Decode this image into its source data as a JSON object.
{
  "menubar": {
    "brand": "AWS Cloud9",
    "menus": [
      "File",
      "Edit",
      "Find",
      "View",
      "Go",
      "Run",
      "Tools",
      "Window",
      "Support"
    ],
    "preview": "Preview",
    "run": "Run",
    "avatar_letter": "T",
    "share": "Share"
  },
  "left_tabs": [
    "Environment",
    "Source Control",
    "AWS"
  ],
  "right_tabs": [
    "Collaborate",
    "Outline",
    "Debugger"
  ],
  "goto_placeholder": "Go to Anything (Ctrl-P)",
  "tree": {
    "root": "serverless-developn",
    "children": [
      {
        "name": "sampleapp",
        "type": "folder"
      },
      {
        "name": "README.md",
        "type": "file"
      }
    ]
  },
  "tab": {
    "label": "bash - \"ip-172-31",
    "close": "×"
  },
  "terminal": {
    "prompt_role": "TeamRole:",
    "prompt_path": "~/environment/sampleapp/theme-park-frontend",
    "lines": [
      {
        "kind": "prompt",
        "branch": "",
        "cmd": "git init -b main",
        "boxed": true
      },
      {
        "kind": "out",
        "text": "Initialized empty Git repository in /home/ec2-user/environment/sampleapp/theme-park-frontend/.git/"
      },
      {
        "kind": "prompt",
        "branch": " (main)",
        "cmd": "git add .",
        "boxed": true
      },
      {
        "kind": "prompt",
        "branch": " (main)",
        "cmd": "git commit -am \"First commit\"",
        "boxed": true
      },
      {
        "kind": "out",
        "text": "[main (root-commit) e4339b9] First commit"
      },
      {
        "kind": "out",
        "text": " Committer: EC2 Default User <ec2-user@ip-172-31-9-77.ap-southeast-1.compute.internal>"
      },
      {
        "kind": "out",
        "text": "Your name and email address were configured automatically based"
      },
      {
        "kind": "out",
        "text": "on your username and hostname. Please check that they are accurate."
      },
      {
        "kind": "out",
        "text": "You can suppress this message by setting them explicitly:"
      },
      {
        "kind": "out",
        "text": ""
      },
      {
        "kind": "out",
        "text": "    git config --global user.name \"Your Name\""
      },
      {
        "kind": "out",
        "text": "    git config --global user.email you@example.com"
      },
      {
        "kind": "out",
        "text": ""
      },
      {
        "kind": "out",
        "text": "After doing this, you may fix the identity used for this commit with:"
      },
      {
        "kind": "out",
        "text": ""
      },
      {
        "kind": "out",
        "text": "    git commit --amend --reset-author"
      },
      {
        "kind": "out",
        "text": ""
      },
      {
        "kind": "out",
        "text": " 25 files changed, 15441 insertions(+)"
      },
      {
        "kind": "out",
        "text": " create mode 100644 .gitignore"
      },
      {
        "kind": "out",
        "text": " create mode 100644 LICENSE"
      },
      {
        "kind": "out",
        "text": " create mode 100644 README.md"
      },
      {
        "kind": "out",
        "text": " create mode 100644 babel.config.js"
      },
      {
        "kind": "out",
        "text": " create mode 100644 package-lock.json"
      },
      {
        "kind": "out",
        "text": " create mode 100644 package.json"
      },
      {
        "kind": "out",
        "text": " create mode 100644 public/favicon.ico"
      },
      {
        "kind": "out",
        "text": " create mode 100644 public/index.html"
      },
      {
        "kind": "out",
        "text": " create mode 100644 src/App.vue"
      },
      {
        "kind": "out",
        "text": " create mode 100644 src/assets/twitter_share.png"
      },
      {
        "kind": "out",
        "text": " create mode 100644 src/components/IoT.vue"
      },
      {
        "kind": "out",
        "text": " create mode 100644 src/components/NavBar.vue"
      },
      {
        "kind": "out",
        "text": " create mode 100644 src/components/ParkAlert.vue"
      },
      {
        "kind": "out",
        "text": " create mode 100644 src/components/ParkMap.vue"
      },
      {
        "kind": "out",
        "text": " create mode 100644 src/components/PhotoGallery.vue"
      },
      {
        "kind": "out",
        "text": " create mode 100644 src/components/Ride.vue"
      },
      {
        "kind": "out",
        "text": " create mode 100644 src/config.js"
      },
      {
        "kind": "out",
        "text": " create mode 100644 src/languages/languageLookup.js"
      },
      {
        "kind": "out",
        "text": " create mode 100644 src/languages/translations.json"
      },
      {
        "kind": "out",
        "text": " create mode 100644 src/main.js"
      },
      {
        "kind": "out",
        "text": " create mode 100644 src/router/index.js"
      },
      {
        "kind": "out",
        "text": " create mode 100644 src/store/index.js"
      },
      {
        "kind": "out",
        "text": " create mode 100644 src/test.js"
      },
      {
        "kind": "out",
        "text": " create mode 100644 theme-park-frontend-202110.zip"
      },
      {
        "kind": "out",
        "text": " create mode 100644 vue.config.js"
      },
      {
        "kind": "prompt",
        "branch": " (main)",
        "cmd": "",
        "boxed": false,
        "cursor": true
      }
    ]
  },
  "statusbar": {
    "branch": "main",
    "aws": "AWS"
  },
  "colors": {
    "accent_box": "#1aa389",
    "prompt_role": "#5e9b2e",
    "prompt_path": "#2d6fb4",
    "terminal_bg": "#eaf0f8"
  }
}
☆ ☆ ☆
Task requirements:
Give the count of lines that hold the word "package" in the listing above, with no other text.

Response to the exercise:
2